Although no regulation authorizing the Commissioners to decide the political discrimination issue in these cases has been called to our attention, and we have found none,5 plaintiff does not assert that he was prejudiced by the Commission's taking this issue from its hearing examiners and drawing its own conclusions from the record. Rather, he asserts that he got no chance to make a record. As we have said, the proper place for plaintiff to make his record on this issue was before the hearing examiner.
Plaintiff's final contention is that he was denied due process because the Commission considered "secret evidence" in deciding the political discrimination issue. Plaintiff asserts that he suspects that the Commission considered secret evidence because of the language in the Philadelphia Region's opinion quoted above, particularly the reference to the Philadelphia Region's "investigation of his appeal." From this, plaintiff concludes that a "secret report" was considered.
The Government points out that the administrative record on file with this court contains an official certification that the volumes filed "constitute the complete record reviewed by the Civil Service Commission in considering the removal appeal of David G. DeLong." The Commission's opinion on the political discrimination issue states that it took its action "upon full consideration of all matters of record." The opinion of the Board of Appeals and Review states that the Commissioners' action was taken "on the basis of the review of the record."
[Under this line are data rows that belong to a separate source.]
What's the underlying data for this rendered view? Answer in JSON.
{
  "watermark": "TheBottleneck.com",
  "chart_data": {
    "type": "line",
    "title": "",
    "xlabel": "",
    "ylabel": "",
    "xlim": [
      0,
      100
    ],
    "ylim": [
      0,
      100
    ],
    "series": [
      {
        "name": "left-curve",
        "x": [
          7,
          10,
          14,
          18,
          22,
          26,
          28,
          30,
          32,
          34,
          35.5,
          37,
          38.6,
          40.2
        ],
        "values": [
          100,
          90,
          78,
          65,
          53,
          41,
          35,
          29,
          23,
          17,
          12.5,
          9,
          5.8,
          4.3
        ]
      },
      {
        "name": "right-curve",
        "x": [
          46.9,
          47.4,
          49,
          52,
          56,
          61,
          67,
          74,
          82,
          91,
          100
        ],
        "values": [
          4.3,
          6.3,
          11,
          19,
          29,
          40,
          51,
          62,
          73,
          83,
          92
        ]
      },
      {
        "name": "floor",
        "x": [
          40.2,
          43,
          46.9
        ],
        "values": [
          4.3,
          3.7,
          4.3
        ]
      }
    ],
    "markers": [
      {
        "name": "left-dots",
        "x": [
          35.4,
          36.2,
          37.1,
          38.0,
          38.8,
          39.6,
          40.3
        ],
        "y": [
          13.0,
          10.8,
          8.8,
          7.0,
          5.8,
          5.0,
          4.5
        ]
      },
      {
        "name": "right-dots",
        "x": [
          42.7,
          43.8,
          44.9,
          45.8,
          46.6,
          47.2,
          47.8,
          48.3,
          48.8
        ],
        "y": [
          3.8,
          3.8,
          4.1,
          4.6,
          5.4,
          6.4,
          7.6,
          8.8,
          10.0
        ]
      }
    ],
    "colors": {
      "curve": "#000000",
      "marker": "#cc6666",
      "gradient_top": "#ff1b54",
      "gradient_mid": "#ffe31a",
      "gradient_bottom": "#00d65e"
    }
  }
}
The Government suggests that in using the phrase "our investigation of his appeal," the Philadelphia Region was using the term to refer to the investigation conducted prior to the hearing which complied with the requirements of procedural fairness by making the evidence procured part of the record, available for inspection and rebuttal by the employee. See 5 C.F.R. §§ 772.304, 772.306(a). We think the Government's explanation is correct. Plaintiff's complete speculation, based on the use of the word "investigation" in the Region's opinion, does not create an issue of fact that will survive a motion for summary judgment.
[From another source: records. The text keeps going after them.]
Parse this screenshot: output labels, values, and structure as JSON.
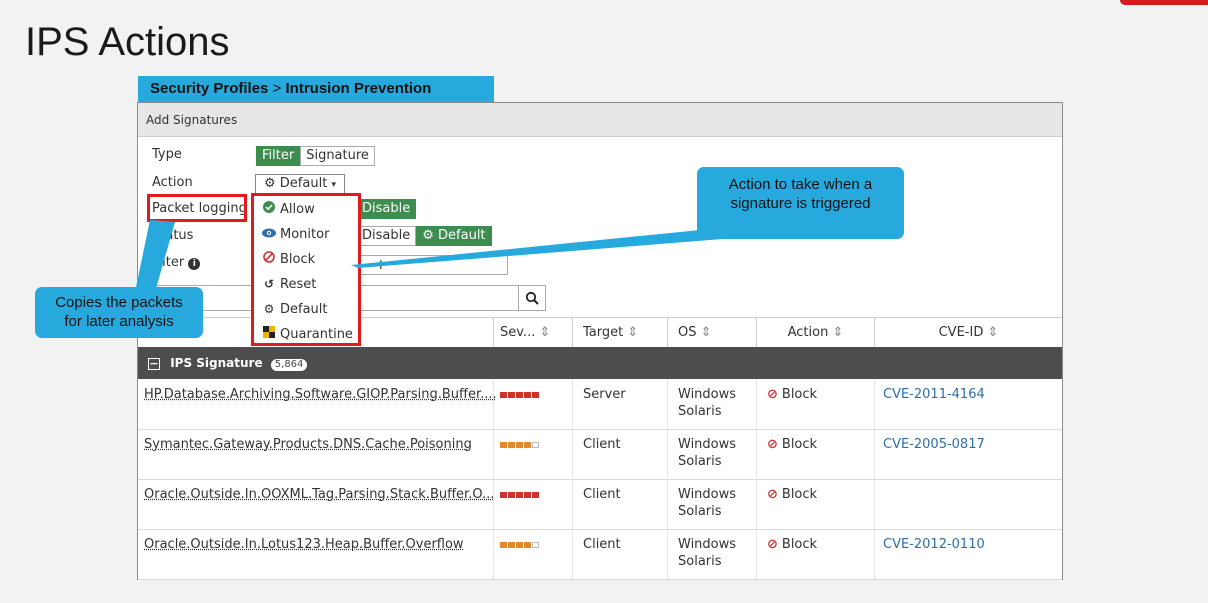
{
  "slide": {
    "title": "IPS Actions"
  },
  "breadcrumb": {
    "part1": "Security Profiles",
    "sep": ">",
    "part2": "Intrusion Prevention"
  },
  "panel": {
    "header": "Add Signatures"
  },
  "form": {
    "type_label": "Type",
    "type_options": [
      "Filter",
      "Signature"
    ],
    "action_label": "Action",
    "action_value": "Default",
    "packet_logging_label": "Packet logging",
    "packet_logging_disable": "Disable",
    "status_label": "Status",
    "status_disable": "Disable",
    "status_default": "Default",
    "filter_label": "Filter",
    "filter_add": "+"
  },
  "dropdown": {
    "items": [
      {
        "label": "Allow",
        "icon": "check-circle-icon"
      },
      {
        "label": "Monitor",
        "icon": "eye-icon"
      },
      {
        "label": "Block",
        "icon": "block-icon"
      },
      {
        "label": "Reset",
        "icon": "reset-icon"
      },
      {
        "label": "Default",
        "icon": "gear-icon"
      },
      {
        "label": "Quarantine",
        "icon": "quarantine-icon"
      }
    ]
  },
  "table": {
    "columns": [
      "Sev...",
      "Target",
      "OS",
      "Action",
      "CVE-ID"
    ],
    "group_label": "IPS Signature",
    "group_count": "5,864",
    "rows": [
      {
        "name": "HP.Database.Archiving.Software.GIOP.Parsing.Buffer....",
        "severity": 5,
        "target": "Server",
        "os1": "Windows",
        "os2": "Solaris",
        "action": "Block",
        "cve": "CVE-2011-4164"
      },
      {
        "name": "Symantec.Gateway.Products.DNS.Cache.Poisoning",
        "severity": 4,
        "target": "Client",
        "os1": "Windows",
        "os2": "Solaris",
        "action": "Block",
        "cve": "CVE-2005-0817"
      },
      {
        "name": "Oracle.Outside.In.OOXML.Tag.Parsing.Stack.Buffer.O...",
        "severity": 5,
        "target": "Client",
        "os1": "Windows",
        "os2": "Solaris",
        "action": "Block",
        "cve": ""
      },
      {
        "name": "Oracle.Outside.In.Lotus123.Heap.Buffer.Overflow",
        "severity": 4,
        "target": "Client",
        "os1": "Windows",
        "os2": "Solaris",
        "action": "Block",
        "cve": "CVE-2012-0110"
      }
    ]
  },
  "callouts": {
    "left_line1": "Copies the packets",
    "left_line2": "for later analysis",
    "right_line1": "Action to take when a",
    "right_line2": "signature is triggered"
  },
  "colors": {
    "accent": "#28a9de",
    "highlight": "#e01b1b",
    "green": "#3d8d4f",
    "sev_high": "#d0322e",
    "sev_med": "#e08a2c"
  }
}
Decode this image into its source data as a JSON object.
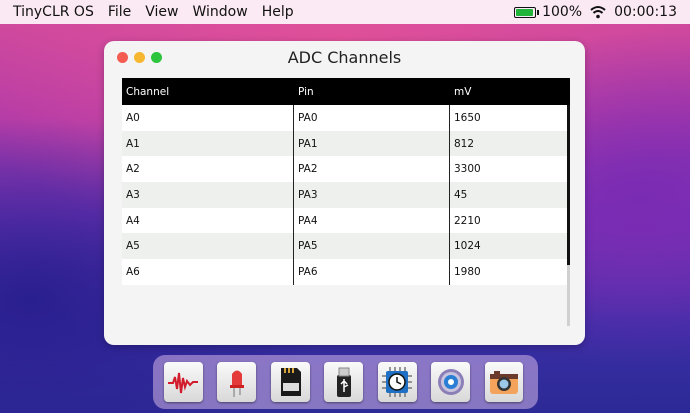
{
  "menubar": {
    "app_name": "TinyCLR OS",
    "menus": [
      "File",
      "View",
      "Window",
      "Help"
    ],
    "battery_percent": "100%",
    "battery_level": 1.0,
    "clock": "00:00:13"
  },
  "window": {
    "title": "ADC Channels",
    "columns": [
      "Channel",
      "Pin",
      "mV"
    ],
    "rows": [
      [
        "A0",
        "PA0",
        "1650"
      ],
      [
        "A1",
        "PA1",
        "812"
      ],
      [
        "A2",
        "PA2",
        "3300"
      ],
      [
        "A3",
        "PA3",
        "45"
      ],
      [
        "A4",
        "PA4",
        "2210"
      ],
      [
        "A5",
        "PA5",
        "1024"
      ],
      [
        "A6",
        "PA6",
        "1980"
      ]
    ]
  },
  "dock": {
    "icons": [
      "oscilloscope-icon",
      "led-icon",
      "sd-card-icon",
      "usb-drive-icon",
      "clock-chip-icon",
      "settings-gear-icon",
      "camera-icon"
    ]
  },
  "colors": {
    "accent_green": "#21b33a",
    "close": "#f45c52",
    "minimize": "#f7b731",
    "maximize": "#2dc53e"
  }
}
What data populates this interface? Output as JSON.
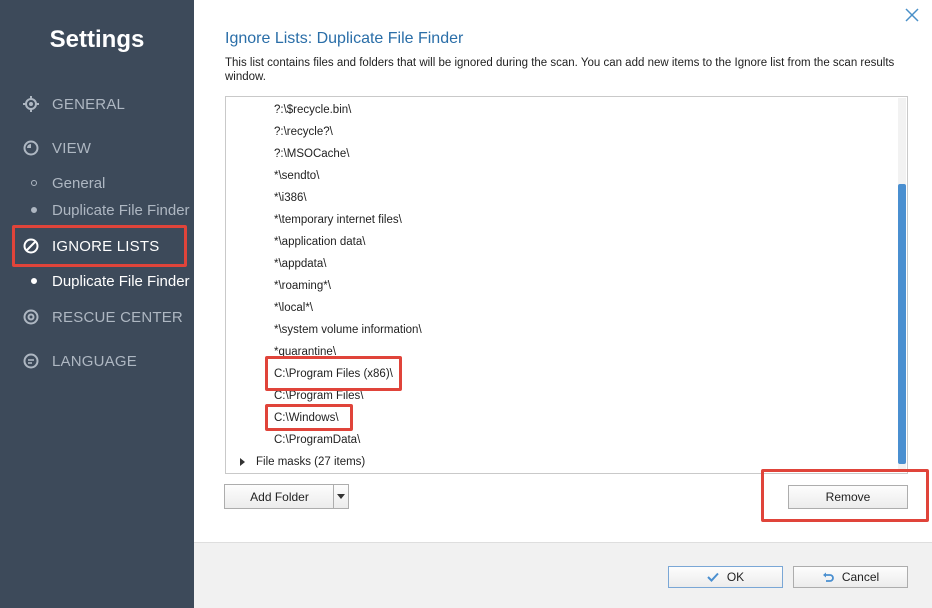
{
  "sidebar": {
    "title": "Settings",
    "nav": [
      {
        "label": "GENERAL",
        "icon": "gear-icon"
      },
      {
        "label": "VIEW",
        "icon": "view-icon"
      },
      {
        "label": "IGNORE LISTS",
        "icon": "ignore-icon"
      },
      {
        "label": "RESCUE CENTER",
        "icon": "rescue-icon"
      },
      {
        "label": "LANGUAGE",
        "icon": "language-icon"
      }
    ],
    "view_sub": [
      "General",
      "Duplicate File Finder"
    ],
    "ignore_sub": [
      "Duplicate File Finder"
    ]
  },
  "main": {
    "title": "Ignore Lists: Duplicate File Finder",
    "description": "This list contains files and folders that will be ignored during the scan. You can add new items to the Ignore list from the scan results window.",
    "items": [
      "?:\\$recycle.bin\\",
      "?:\\recycle?\\",
      "?:\\MSOCache\\",
      "*\\sendto\\",
      "*\\i386\\",
      "*\\temporary internet files\\",
      "*\\application data\\",
      "*\\appdata\\",
      "*\\roaming*\\",
      "*\\local*\\",
      "*\\system volume information\\",
      "*quarantine\\",
      "C:\\Program Files (x86)\\",
      "C:\\Program Files\\",
      "C:\\Windows\\",
      "C:\\ProgramData\\"
    ],
    "file_masks": "File masks (27 items)",
    "add_folder": "Add Folder",
    "remove": "Remove",
    "ok": "OK",
    "cancel": "Cancel"
  },
  "colors": {
    "sidebar_bg": "#3d4a5a",
    "accent": "#2a6ea8",
    "highlight": "#e0443a",
    "scroll_thumb": "#4a8fd0"
  }
}
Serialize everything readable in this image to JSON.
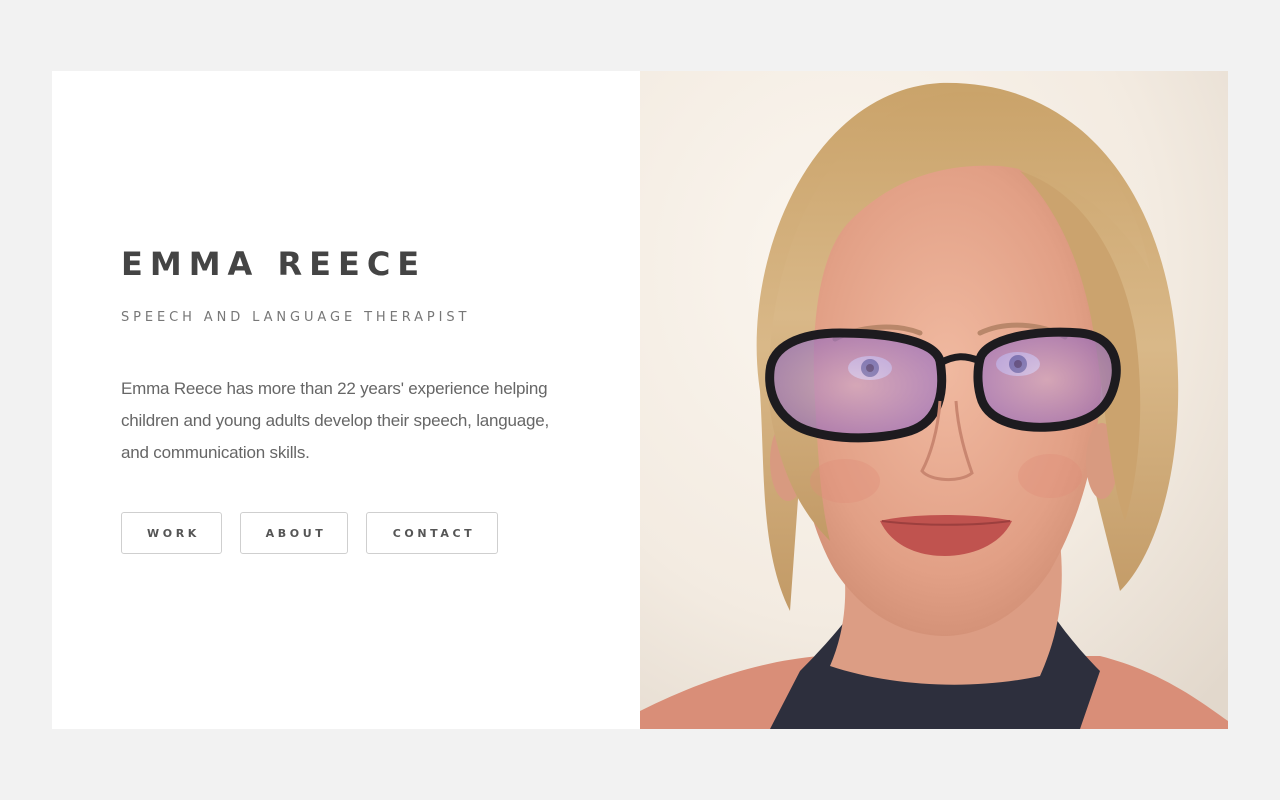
{
  "profile": {
    "name": "EMMA REECE",
    "title": "SPEECH AND LANGUAGE THERAPIST",
    "bio": "Emma Reece has more than 22 years' experience helping children and young adults develop their speech, language, and communication skills."
  },
  "nav": {
    "buttons": [
      {
        "label": "WORK"
      },
      {
        "label": "ABOUT"
      },
      {
        "label": "CONTACT"
      }
    ]
  },
  "photo": {
    "subject": "portrait of woman with blonde hair and dark-framed glasses"
  },
  "colors": {
    "background": "#f2f2f2",
    "panel": "#ffffff",
    "heading": "#444444",
    "subtitle": "#777777",
    "body_text": "#666666",
    "button_border": "#cfcfcf"
  }
}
The judgment of the district court will be affirmed.
The opinion of the district court is presently unreported
Piecing together several provisions of the Federal Personnel Manual, plaintiff argues that the consent of the Bureau of Outdoor Recreation to the conversion of his civil service status from career-conditional to career-tenure on October 1, 1965, bars it from use as a basis for discharge of all facts known to it at the time of conversion; i. e., most of the facts comprising the charges against plaintiff. Even if we assume the validity of this doubtful legal proposition, it is clear that plaintiff did not raise this defense in any of the administrative proceedings and we will not permit him to raise it for the first time in the federal courts
All of the prospective witnesses were sworn at the beginning of the hearing and were then told to wait outside the hearing room
Plaintiff now suggests that, although nothing on this point appears in the administrative record, the hearing examiner in fact informed him at a prehearing conference that such evidence would not be accepted. No record basis for this contention was developed below and we will not consider it for the first time on appeal
The district court pointed to 5 C.F.R. § 752.304(b) (2) as authorization for this procedure. However, that regulation by its terms applies only to review of suspensions of 30 days or less